Goal of the exercise: Say how many lines below contain the word "heading". The number is the entire reply.

Material supplied:
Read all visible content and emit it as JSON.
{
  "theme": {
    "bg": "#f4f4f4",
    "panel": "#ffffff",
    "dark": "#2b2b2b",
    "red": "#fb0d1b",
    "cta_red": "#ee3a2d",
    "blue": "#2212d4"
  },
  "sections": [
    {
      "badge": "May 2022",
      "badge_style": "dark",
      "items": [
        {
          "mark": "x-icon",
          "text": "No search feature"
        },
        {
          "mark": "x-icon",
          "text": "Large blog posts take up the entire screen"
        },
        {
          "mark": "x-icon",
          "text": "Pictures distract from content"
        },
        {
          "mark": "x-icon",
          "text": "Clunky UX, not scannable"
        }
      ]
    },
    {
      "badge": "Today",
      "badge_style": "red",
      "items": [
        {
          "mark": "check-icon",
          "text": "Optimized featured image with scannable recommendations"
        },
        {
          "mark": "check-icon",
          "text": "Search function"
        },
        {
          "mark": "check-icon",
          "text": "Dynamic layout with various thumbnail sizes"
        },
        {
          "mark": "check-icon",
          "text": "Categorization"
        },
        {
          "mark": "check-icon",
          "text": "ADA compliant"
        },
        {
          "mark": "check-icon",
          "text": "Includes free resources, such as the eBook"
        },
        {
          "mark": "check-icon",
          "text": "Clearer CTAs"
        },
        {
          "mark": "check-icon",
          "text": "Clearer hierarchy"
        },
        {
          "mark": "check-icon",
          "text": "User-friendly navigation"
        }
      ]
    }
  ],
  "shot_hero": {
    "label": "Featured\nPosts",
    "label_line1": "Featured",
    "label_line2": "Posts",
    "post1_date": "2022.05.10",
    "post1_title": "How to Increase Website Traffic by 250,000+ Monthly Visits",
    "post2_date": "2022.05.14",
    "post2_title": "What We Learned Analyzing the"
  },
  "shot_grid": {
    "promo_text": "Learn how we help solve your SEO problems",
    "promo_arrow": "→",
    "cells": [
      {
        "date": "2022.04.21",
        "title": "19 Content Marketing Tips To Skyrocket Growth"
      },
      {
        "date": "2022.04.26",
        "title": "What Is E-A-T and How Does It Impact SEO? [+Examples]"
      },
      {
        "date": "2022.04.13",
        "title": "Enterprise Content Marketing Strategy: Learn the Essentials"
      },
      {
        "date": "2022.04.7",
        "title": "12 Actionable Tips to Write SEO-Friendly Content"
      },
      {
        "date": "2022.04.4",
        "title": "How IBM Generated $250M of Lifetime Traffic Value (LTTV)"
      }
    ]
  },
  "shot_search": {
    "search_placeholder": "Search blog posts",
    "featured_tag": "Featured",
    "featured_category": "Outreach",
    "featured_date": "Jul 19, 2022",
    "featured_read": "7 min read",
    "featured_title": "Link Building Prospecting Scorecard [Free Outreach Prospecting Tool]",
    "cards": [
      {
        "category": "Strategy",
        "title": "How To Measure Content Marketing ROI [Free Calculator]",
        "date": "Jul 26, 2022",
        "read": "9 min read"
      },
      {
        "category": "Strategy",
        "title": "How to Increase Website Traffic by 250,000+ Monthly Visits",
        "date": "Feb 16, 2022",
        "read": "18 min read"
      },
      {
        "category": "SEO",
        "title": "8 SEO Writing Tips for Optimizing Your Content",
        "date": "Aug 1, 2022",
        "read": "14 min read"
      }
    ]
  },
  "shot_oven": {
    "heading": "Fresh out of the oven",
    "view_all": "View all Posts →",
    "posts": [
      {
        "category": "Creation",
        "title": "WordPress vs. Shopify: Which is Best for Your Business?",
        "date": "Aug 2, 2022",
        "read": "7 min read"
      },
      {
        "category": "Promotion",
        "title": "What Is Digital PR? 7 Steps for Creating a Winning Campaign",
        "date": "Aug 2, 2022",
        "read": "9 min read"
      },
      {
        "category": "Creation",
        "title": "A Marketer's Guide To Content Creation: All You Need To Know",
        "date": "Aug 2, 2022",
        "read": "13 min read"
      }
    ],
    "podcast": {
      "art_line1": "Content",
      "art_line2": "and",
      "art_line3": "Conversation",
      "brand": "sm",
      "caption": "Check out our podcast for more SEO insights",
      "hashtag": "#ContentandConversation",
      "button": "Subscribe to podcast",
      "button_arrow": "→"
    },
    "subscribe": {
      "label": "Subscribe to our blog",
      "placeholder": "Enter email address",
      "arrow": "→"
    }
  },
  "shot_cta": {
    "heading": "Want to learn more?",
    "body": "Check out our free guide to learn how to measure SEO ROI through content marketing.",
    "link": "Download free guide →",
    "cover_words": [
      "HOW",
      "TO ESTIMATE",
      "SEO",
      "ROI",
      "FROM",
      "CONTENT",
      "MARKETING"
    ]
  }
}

Response to the task: 2